Here is how the final unfolded…

FIRST SET – Djokovic 6-2
The Caja Magica transformed into a bullring on a crisp Sunday evening in the Spanish capital, with two of the ATP World Tour’s fiercest competitors locking horns for a 32nd time. The roof was open following persistent rain showers earlier in the day, and Djokovic immediately took advantage of the slower conditions.

Murray’s serve came under fire in the opening game of the match, with Djokovic lunging for a backhand volley winner to secure the first break. Having dropped serve just once all week, the Serb was in cruise control in the early stages with the quick break in hand.

Standing tall on the baseline and imposing his game on the World No. 2, Djokovic won 15 of the first 18 baseline points and nine of the first 10 on his serve. The 2011 champion snatched a second break for 4-1 and with ATP legend Manolo Santana, Portuguese football legend Luis Figo and Madrid Mayor Manuela Carmena looking on, Djokovic would slam the door on the opening set 6-2 after just 31 minutes.

SECOND SET – Murray 6-3
In Saturday’s semi-final victory over Kei Nishikori, Djokovic was dominant in rallies lasting under five shots, winning 51 to the Japanese’s 33. But the Serb took a different route to claiming the first set on Sunday, winning nine of 10 points between five and nine shots.

Murray looked to change the script in the second set, taking a more aggressive approach. He stepped into the court, firing a mammoth backhand winner to escape trouble at 1-1 30/30, and the Dunblane native would benefit from a Djokovic double fault a game later to surge ahead 3-1. The uncharacteristic lapse in focus from the top seed suddenly swung the momentum to Murray’s side of the net. He would consolidate for 4-1 behind four consecutive service winners, including two clutch aces, at 0/30.
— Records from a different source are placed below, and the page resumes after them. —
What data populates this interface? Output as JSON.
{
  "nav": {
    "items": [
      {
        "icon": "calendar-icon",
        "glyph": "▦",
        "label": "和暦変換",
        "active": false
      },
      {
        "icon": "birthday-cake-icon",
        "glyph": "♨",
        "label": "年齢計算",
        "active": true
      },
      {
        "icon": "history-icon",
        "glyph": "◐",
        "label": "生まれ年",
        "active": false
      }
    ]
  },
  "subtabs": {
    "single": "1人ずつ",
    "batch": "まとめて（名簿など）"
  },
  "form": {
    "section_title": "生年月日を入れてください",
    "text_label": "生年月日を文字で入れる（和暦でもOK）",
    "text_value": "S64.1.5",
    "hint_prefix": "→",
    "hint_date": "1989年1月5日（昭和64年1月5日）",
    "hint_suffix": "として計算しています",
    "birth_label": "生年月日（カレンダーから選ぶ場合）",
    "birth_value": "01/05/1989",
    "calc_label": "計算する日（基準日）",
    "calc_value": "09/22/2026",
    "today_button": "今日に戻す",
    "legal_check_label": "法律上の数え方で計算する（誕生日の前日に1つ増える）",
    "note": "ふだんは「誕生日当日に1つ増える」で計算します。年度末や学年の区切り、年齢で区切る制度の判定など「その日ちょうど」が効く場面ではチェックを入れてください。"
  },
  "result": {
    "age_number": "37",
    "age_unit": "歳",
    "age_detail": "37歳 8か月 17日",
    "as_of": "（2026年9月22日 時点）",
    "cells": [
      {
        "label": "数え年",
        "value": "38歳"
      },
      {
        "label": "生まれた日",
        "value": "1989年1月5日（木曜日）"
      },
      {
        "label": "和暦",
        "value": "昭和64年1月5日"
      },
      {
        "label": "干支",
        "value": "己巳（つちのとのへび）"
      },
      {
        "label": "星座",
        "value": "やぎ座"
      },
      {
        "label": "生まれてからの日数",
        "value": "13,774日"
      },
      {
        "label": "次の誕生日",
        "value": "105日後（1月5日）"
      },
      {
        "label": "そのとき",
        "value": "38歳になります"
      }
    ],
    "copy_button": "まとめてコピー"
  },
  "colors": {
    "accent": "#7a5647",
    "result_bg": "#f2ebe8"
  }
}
Murray was poised to take a bite out of Djokovic’s ruthless recent record against Top 10 players, which had seen the Serb win 32 of the past 33 sets. The World No. 1’s second-serve points won plummeted from 83 per cent in the opening set to 33 per cent in the second, as Murray continued to attack. After being thoroughly outplayed at the start, it was all Murray in the second. The Scot would send the match to a decider on Court Manolo Santana with a sublime drop shot winner.

THIRD SET – Djokovic 6-3
Murray was prime to carry the momentum into the third set, immediately applying pressure on Djokovic’s opening service game. At deuce, the Serb gambled with a risky kicking second serve that barely clipped the tramline. It paid off and he would go on to break Murray in the next game for a 2-0 edge. But the lead would be short-lived. A double fault at 30/40 in the next game brought proceedings back on serve. That’s two breaks on two double faults to that point, after being broken just once entering the final.

As hard as Murray had fought to get back in the match, Djokovic would raise his level with audacious shotmaking at the most critical moments. A clinical down-the-line backhand at 3-2 30/40 would secure the decisive break for the Serb. Djokovic painted the line with a lofted shot off his preferred wing to edge ahead 4-2.

Carrying a 21-5 record in deciding sets in tour-level title matches, Djokovic would be forced to fight for win No. 22. Against Nishikori, he struggled to close out the match, squandering a 40/0 lead when serving for it in the second set, and he would once again feel the effects of nerves with the match on line. Needing to turn aside seven break points at 5-3, Djokovic survived the late onslaught that included a pair of rocketed forehand winners from Murray. The valiant effort from the Scot would not be enough as Djokovic converted his third championship point to prevail after two hours and six minutes. 

Djokovic Takes Madrid Title: How The Final Was Won – ATP World Tour